- **Your instructions**:
Retype the data exactly. Spelling and punctuation stay as they are.

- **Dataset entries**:

===

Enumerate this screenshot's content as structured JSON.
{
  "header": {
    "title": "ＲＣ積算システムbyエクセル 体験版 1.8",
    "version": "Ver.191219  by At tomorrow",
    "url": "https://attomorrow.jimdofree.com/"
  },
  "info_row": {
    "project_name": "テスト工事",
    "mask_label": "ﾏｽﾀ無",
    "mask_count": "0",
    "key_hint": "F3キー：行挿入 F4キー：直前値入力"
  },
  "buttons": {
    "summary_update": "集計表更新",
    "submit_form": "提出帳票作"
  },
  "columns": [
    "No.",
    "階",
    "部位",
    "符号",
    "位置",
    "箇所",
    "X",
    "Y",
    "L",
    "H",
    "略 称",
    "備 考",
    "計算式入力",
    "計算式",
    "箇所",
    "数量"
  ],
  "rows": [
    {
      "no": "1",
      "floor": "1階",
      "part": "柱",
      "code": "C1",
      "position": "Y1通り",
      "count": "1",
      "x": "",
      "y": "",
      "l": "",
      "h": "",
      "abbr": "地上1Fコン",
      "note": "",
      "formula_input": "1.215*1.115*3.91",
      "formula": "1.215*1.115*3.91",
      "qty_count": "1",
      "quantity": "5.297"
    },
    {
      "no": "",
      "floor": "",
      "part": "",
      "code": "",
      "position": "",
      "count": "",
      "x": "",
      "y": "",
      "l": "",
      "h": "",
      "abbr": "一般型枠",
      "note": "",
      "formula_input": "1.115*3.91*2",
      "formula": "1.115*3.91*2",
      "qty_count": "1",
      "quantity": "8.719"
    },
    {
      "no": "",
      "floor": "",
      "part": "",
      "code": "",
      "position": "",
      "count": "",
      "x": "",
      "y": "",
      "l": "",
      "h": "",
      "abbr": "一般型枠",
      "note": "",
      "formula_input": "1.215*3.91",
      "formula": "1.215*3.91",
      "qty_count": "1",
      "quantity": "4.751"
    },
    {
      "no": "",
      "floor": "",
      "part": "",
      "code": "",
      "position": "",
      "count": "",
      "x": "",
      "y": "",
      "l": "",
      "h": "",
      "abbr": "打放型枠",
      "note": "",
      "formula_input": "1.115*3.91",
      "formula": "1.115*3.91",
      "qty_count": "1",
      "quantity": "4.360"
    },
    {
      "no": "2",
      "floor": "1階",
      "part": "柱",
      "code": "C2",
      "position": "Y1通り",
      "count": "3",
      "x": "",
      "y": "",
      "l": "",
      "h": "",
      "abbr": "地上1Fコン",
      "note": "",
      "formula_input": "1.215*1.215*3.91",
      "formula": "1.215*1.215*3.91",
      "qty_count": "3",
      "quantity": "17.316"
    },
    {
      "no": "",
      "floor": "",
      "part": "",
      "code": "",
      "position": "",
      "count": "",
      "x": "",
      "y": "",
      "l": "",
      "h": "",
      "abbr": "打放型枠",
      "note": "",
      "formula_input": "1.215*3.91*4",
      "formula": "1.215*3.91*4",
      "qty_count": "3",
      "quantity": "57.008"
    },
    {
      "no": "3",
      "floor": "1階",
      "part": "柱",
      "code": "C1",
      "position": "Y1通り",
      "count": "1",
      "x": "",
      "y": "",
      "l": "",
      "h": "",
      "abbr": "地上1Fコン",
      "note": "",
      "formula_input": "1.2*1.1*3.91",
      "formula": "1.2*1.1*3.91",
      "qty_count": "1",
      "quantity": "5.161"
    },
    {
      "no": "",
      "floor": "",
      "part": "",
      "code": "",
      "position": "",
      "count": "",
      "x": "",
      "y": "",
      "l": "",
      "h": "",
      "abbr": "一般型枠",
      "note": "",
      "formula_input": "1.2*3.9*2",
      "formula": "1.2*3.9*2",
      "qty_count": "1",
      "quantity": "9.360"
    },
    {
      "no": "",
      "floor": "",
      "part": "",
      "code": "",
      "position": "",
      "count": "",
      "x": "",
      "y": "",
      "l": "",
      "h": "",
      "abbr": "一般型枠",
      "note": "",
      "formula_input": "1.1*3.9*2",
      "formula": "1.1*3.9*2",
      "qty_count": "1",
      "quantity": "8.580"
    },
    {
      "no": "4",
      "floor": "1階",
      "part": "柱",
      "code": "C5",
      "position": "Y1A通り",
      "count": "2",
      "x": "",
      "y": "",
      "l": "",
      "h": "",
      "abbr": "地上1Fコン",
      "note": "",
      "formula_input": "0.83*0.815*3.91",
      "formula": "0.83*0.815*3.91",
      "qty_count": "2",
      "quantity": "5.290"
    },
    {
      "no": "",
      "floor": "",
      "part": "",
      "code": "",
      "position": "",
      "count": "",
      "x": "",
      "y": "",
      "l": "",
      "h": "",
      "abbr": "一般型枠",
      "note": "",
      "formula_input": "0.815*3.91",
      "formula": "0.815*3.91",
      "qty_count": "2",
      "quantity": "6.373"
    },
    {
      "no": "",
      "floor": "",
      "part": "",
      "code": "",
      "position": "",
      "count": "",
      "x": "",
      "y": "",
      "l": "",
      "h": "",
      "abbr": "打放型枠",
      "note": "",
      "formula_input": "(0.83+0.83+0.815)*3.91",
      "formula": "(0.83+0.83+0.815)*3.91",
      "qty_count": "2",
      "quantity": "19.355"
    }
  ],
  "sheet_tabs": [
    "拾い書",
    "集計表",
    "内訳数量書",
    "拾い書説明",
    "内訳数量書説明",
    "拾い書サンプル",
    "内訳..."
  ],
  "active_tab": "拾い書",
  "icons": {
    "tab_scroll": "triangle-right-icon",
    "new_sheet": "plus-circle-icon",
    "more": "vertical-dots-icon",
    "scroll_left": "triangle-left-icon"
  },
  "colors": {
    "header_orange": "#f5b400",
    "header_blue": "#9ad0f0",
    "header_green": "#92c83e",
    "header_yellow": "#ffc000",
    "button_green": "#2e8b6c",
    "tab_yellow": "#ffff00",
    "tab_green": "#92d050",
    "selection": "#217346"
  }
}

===

- **Response**:
Enumerate this screenshot's content as structured JSON.
{
  "header": {
    "title": "ＲＣ積算システムbyエクセル 体験版 1.8",
    "version": "Ver.191219  by At tomorrow",
    "url": "https://attomorrow.jimdofree.com/"
  },
  "info_row": {
    "project_name": "テスト工事",
    "mask_label": "ﾏｽﾀ無",
    "mask_count": "0",
    "key_hint": "F3キー：行挿入 F4キー：直前値入力"
  },
  "buttons": {
    "summary_update": "集計表更新",
    "submit_form": "提出帳票作"
  },
  "columns": [
    "No.",
    "階",
    "部位",
    "符号",
    "位置",
    "箇所",
    "X",
    "Y",
    "L",
    "H",
    "略 称",
    "備 考",
    "計算式入力",
    "計算式",
    "箇所",
    "数量"
  ],
  "rows": [
    {
      "no": "1",
      "floor": "1階",
      "part": "柱",
      "code": "C1",
      "position": "Y1通り",
      "count": "1",
      "x": "",
      "y": "",
      "l": "",
      "h": "",
      "abbr": "地上1Fコン",
      "note": "",
      "formula_input": "1.215*1.115*3.91",
      "formula": "1.215*1.115*3.91",
      "qty_count": "1",
      "quantity": "5.297"
    },
    {
      "no": "",
      "floor": "",
      "part": "",
      "code": "",
      "position": "",
      "count": "",
      "x": "",
      "y": "",
      "l": "",
      "h": "",
      "abbr": "一般型枠",
      "note": "",
      "formula_input": "1.115*3.91*2",
      "formula": "1.115*3.91*2",
      "qty_count": "1",
      "quantity": "8.719"
    },
    {
      "no": "",
      "floor": "",
      "part": "",
      "code": "",
      "position": "",
      "count": "",
      "x": "",
      "y": "",
      "l": "",
      "h": "",
      "abbr": "一般型枠",
      "note": "",
      "formula_input": "1.215*3.91",
      "formula": "1.215*3.91",
      "qty_count": "1",
      "quantity": "4.751"
    },
    {
      "no": "",
      "floor": "",
      "part": "",
      "code": "",
      "position": "",
      "count": "",
      "x": "",
      "y": "",
      "l": "",
      "h": "",
      "abbr": "打放型枠",
      "note": "",
      "formula_input": "1.115*3.91",
      "formula": "1.115*3.91",
      "qty_count": "1",
      "quantity": "4.360"
    },
    {
      "no": "2",
      "floor": "1階",
      "part": "柱",
      "code": "C2",
      "position": "Y1通り",
      "count": "3",
      "x": "",
      "y": "",
      "l": "",
      "h": "",
      "abbr": "地上1Fコン",
      "note": "",
      "formula_input": "1.215*1.215*3.91",
      "formula": "1.215*1.215*3.91",
      "qty_count": "3",
      "quantity": "17.316"
    },
    {
      "no": "",
      "floor": "",
      "part": "",
      "code": "",
      "position": "",
      "count": "",
      "x": "",
      "y": "",
      "l": "",
      "h": "",
      "abbr": "打放型枠",
      "note": "",
      "formula_input": "1.215*3.91*4",
      "formula": "1.215*3.91*4",
      "qty_count": "3",
      "quantity": "57.008"
    },
    {
      "no": "3",
      "floor": "1階",
      "part": "柱",
      "code": "C1",
      "position": "Y1通り",
      "count": "1",
      "x": "",
      "y": "",
      "l": "",
      "h": "",
      "abbr": "地上1Fコン",
      "note": "",
      "formula_input": "1.2*1.1*3.91",
      "formula": "1.2*1.1*3.91",
      "qty_count": "1",
      "quantity": "5.161"
    },
    {
      "no": "",
      "floor": "",
      "part": "",
      "code": "",
      "position": "",
      "count": "",
      "x": "",
      "y": "",
      "l": "",
      "h": "",
      "abbr": "一般型枠",
      "note": "",
      "formula_input": "1.2*3.9*2",
      "formula": "1.2*3.9*2",
      "qty_count": "1",
      "quantity": "9.360"
    },
    {
      "no": "",
      "floor": "",
      "part": "",
      "code": "",
      "position": "",
      "count": "",
      "x": "",
      "y": "",
      "l": "",
      "h": "",
      "abbr": "一般型枠",
      "note": "",
      "formula_input": "1.1*3.9*2",
      "formula": "1.1*3.9*2",
      "qty_count": "1",
      "quantity": "8.580"
    },
    {
      "no": "4",
      "floor": "1階",
      "part": "柱",
      "code": "C5",
      "position": "Y1A通り",
      "count": "2",
      "x": "",
      "y": "",
      "l": "",
      "h": "",
      "abbr": "地上1Fコン",
      "note": "",
      "formula_input": "0.83*0.815*3.91",
      "formula": "0.83*0.815*3.91",
      "qty_count": "2",
      "quantity": "5.290"
    },
    {
      "no": "",
      "floor": "",
      "part": "",
      "code": "",
      "position": "",
      "count": "",
      "x": "",
      "y": "",
      "l": "",
      "h": "",
      "abbr": "一般型枠",
      "note": "",
      "formula_input": "0.815*3.91",
      "formula": "0.815*3.91",
      "qty_count": "2",
      "quantity": "6.373"
    },
    {
      "no": "",
      "floor": "",
      "part": "",
      "code": "",
      "position": "",
      "count": "",
      "x": "",
      "y": "",
      "l": "",
      "h": "",
      "abbr": "打放型枠",
      "note": "",
      "formula_input": "(0.83+0.83+0.815)*3.91",
      "formula": "(0.83+0.83+0.815)*3.91",
      "qty_count": "2",
      "quantity": "19.355"
    }
  ],
  "sheet_tabs": [
    "拾い書",
    "集計表",
    "内訳数量書",
    "拾い書説明",
    "内訳数量書説明",
    "拾い書サンプル",
    "内訳..."
  ],
  "active_tab": "拾い書",
  "icons": {
    "tab_scroll": "triangle-right-icon",
    "new_sheet": "plus-circle-icon",
    "more": "vertical-dots-icon",
    "scroll_left": "triangle-left-icon"
  },
  "colors": {
    "header_orange": "#f5b400",
    "header_blue": "#9ad0f0",
    "header_green": "#92c83e",
    "header_yellow": "#ffc000",
    "button_green": "#2e8b6c",
    "tab_yellow": "#ffff00",
    "tab_green": "#92d050",
    "selection": "#217346"
  }
}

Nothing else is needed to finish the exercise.